Amid mounting allegations of fraud in last week's presidential election, Afghan officials pledged Monday to provide preliminary results of the vote today.
However, the partial tally and turnout figures, to be based on reports from about three-quarters of the 6,500 polling stations, may serve to inflame rather than ease tensions. Some observers fear the disclosure of a preliminary tally could set off clashes between rival camps.
Aides to the two leading contenders, President Hamid Karzai and his former foreign minister, Abdullah Abdullah, each have said they have independent information suggesting their candidate is in the lead. Their campaigns, along with those of several other candidates, also have complained vociferously of vote-rigging and intimidation.
Abdullah has said repeatedly that if Karzai is found to have won a majority of the vote, which the Afghan leader would need for an outright victory, it would be the result of fraud. If no candidate garners more than 50%, the race will go to a runoff between the top two vote-getters.
In recent days, outside observers have stopped short of describing the vote as unfair but have expressed serious concern about factors such as the low turnout in some parts of Afghanistan, the stifling of women's participation, reports of ballot-box stuffing and complaints that, in some locales, gunmen ordered people to vote for a particular candidate.
Senior Western officials appeared to be backing away from initial characterizations of the election as successful based mainly on the fact that, after weeks of threats and attacks, the Taliban proved unable to halt or seriously disrupt Thursday's vote.
Kai Eide, head of the United Nations mission in Afghanistan, said holding the election in relative safety had been an "important achievement," but he appealed to all sides for patience while independent monitors investigated fraud allegations.

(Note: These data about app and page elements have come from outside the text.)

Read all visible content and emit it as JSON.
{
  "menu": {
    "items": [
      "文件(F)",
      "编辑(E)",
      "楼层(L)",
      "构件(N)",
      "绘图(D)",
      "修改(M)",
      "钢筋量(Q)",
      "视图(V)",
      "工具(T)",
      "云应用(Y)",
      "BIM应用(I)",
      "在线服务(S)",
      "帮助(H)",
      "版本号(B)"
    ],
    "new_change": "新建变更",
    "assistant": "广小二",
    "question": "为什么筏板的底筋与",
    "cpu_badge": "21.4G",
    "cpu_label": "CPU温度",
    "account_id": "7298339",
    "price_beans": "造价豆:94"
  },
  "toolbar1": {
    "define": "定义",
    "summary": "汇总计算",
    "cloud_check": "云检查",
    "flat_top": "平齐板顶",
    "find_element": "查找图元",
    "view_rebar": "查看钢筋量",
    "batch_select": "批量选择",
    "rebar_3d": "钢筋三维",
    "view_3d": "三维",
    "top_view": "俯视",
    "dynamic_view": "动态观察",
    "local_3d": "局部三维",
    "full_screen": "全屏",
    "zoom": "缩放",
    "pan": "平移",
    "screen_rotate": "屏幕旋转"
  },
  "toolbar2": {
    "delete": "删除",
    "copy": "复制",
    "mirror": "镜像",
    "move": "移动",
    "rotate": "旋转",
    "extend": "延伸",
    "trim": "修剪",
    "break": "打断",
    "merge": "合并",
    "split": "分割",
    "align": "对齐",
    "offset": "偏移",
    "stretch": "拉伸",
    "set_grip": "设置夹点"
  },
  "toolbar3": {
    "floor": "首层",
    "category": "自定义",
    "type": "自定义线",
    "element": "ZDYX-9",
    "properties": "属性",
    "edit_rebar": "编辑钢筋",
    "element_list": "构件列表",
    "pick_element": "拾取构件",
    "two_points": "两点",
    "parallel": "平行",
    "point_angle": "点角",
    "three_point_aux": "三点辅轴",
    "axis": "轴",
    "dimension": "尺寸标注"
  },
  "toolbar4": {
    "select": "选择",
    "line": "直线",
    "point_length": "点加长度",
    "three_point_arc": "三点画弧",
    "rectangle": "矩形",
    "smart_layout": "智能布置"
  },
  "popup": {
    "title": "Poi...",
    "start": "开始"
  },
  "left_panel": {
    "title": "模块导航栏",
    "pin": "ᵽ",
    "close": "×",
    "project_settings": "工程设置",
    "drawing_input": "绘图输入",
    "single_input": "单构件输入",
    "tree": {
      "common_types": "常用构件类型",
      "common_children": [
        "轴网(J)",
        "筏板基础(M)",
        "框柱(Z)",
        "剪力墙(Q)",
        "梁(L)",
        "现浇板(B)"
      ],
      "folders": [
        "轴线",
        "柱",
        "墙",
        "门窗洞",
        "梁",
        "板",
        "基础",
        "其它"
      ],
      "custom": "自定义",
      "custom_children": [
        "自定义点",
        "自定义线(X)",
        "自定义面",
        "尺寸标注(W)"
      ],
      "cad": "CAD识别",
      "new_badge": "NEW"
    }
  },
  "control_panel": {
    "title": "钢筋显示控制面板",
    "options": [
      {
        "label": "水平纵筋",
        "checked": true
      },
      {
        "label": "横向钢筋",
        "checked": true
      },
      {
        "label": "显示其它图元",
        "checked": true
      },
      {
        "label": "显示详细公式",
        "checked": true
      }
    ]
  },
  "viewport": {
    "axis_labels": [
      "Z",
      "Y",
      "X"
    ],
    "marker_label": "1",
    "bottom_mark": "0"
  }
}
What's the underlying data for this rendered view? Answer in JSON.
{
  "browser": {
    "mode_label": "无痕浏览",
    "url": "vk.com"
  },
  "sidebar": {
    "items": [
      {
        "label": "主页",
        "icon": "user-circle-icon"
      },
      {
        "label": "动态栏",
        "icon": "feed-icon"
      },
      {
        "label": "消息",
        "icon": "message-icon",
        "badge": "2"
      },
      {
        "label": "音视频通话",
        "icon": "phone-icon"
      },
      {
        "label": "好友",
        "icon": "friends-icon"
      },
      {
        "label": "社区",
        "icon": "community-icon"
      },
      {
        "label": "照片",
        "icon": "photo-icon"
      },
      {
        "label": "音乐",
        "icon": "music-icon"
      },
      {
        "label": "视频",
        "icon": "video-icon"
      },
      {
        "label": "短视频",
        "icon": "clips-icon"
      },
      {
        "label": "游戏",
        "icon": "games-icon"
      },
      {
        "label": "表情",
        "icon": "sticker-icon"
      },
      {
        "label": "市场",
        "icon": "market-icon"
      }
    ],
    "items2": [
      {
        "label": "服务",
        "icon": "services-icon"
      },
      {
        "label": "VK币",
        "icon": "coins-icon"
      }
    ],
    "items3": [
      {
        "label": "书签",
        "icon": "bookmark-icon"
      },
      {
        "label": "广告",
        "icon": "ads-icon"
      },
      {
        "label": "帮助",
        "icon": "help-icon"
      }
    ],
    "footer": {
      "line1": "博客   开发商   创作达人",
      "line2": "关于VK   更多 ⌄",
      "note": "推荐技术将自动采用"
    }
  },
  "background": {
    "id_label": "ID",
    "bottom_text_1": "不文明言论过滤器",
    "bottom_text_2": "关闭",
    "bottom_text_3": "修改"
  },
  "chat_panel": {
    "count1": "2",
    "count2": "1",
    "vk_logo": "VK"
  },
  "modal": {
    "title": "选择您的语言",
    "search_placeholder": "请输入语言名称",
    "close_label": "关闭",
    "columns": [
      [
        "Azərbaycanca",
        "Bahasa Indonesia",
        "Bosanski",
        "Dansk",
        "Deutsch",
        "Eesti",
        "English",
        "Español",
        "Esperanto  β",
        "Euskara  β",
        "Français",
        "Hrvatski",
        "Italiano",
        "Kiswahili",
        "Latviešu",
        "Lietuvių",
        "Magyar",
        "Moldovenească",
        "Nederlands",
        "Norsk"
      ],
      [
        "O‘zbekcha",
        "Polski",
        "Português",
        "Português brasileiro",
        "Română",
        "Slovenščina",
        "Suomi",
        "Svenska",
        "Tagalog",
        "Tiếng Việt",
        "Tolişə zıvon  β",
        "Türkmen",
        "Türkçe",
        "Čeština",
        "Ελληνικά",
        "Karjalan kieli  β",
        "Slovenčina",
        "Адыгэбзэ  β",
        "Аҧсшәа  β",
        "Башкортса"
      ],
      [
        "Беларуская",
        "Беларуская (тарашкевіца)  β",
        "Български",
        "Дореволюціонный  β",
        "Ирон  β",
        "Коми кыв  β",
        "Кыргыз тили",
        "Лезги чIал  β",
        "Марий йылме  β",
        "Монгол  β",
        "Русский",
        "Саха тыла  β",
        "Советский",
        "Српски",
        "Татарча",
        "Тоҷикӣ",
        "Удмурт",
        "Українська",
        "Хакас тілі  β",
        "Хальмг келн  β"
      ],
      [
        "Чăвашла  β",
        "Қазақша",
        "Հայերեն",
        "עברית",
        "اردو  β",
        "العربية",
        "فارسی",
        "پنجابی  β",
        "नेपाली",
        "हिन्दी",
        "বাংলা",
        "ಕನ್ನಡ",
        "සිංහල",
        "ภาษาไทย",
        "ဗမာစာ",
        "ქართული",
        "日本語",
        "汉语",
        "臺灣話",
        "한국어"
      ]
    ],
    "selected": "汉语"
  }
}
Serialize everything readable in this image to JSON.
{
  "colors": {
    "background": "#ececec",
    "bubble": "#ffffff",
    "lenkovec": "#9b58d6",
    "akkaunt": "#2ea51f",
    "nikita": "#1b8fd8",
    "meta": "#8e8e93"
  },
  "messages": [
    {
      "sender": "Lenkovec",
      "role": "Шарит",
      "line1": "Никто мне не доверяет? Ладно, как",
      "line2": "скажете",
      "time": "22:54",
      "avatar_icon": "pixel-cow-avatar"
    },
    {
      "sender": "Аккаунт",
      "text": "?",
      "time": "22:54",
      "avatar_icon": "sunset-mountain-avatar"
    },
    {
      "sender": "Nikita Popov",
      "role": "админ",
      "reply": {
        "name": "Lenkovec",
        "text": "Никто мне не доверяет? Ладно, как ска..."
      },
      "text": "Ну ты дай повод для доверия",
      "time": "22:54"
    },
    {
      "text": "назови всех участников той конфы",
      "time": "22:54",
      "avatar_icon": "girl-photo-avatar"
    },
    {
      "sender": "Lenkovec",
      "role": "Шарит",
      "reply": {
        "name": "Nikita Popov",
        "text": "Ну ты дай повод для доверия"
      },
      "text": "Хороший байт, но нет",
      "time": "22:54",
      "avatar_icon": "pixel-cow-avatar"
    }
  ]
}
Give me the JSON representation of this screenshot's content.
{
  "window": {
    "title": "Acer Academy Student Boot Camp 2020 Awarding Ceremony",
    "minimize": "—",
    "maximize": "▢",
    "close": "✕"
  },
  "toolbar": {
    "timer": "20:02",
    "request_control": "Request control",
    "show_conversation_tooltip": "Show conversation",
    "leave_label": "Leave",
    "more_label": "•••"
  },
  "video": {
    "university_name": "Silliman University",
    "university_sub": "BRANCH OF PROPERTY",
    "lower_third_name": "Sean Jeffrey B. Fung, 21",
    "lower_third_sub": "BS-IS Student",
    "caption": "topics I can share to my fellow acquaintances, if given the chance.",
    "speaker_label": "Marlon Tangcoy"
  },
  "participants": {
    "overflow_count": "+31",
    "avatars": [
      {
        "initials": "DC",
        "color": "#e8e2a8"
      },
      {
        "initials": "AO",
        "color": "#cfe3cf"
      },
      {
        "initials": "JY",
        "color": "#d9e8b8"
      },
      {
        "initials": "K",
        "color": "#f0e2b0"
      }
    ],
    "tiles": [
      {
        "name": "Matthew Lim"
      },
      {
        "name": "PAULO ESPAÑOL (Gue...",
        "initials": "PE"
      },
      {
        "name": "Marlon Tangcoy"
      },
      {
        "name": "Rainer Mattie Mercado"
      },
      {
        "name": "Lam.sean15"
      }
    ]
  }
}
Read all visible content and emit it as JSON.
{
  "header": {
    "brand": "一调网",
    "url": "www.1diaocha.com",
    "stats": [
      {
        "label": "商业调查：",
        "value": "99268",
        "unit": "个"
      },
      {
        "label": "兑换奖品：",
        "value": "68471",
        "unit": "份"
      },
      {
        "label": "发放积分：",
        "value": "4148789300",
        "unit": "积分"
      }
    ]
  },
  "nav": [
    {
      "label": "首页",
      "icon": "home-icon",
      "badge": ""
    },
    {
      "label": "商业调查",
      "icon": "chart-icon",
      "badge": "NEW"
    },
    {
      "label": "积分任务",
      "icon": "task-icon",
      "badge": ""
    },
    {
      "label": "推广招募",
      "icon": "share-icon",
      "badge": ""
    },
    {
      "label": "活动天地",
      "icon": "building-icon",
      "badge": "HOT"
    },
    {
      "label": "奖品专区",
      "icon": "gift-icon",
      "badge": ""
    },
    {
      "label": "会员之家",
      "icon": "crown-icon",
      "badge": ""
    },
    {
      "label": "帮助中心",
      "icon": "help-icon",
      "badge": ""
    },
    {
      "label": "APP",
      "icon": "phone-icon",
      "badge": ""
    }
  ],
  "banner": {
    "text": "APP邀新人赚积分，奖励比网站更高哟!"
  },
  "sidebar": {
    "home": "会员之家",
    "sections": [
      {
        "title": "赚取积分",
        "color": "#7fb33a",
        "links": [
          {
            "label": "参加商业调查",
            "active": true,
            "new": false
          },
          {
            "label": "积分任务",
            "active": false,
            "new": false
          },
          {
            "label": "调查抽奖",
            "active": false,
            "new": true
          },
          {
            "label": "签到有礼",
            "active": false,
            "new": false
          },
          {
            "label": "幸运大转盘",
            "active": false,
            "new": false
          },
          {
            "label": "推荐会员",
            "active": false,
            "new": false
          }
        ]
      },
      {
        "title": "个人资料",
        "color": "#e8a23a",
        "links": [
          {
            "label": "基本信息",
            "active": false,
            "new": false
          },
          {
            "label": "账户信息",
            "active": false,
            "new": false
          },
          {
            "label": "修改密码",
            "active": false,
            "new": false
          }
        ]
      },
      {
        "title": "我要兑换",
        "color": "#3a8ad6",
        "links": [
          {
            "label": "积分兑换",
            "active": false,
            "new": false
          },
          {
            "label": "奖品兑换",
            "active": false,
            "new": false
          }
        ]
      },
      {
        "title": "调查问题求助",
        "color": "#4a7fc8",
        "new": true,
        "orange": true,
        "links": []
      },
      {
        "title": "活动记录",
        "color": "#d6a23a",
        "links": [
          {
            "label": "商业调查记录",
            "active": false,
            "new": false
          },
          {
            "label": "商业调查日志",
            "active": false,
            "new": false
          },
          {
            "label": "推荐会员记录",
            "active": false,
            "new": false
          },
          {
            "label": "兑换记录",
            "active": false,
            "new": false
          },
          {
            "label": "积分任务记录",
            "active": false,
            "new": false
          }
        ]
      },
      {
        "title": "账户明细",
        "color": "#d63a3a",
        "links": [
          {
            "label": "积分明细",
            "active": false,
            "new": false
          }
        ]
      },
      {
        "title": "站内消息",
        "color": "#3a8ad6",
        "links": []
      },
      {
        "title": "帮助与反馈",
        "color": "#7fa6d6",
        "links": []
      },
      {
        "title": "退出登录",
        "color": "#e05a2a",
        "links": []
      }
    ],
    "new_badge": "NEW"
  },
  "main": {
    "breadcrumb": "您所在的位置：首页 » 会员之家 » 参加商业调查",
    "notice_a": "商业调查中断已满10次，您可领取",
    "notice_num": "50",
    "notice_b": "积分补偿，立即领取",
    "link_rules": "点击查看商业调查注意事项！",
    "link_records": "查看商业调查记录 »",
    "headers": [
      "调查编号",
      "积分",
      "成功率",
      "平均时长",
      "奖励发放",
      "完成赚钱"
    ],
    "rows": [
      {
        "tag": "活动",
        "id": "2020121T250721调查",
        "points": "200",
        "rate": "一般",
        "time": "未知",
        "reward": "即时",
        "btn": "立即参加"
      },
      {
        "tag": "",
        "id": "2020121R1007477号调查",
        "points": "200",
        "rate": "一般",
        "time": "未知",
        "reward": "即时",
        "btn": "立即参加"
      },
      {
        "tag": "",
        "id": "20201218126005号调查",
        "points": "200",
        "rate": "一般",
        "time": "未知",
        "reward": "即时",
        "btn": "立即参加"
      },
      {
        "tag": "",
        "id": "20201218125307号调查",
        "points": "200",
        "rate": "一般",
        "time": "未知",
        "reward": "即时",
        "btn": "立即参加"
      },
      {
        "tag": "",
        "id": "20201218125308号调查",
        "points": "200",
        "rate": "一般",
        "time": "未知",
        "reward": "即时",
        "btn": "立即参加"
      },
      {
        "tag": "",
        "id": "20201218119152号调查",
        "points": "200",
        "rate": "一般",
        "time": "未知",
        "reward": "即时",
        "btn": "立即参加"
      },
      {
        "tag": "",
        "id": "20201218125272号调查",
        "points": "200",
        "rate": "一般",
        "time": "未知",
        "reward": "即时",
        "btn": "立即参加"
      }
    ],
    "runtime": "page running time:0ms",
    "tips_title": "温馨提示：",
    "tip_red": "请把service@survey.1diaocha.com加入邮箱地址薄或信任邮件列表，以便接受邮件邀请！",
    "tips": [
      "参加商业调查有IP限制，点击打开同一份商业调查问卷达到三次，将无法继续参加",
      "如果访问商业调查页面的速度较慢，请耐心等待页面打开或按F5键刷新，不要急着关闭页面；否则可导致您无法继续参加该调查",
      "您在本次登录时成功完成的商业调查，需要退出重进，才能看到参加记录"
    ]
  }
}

"There's no doubt that there have been irregularities during polling," Eide said Monday.
There was also discord between the bodies set up to conduct and monitor the vote.
At a news conference Monday, Zekria Barakzai, the deputy head of the government-appointed Independent Election Commission, denied that complaints lodged with monitors so far were numerous enough and serious enough to affect the overall outcome.
A day earlier, the Electoral Complaints Commission, which will certify the vote after checking reports of irregularities, said about four dozen of the hundreds of complaints it had received were serious enough to affect the outcome if the allegations contained in them were true.
At the same time, some outside observers have cast doubt on the independence of the election commission -- given that it was appointed by Karzai -- saying its officials at times acted in a way that gave the incumbent an unfair advantage.
The vote ushered in what could be weeks of political uncertainty. A final tally is not expected to be certified until mid- to late September, and a runoff, if there is one, would be held in October.
The weeks leading up to the election were violent, exacting a heavy toll in both civilian and military lives. On Monday, Western military officials disclosed the deaths of three more coalition troops, one of them an American who died in an attack Sunday. The U.S. military death toll in Afghanistan has reached 168 so far this year, according to the independent website icasualties.org.
The other two were Estonians, killed in a roadside bombing in Afghanistan's dangerous south.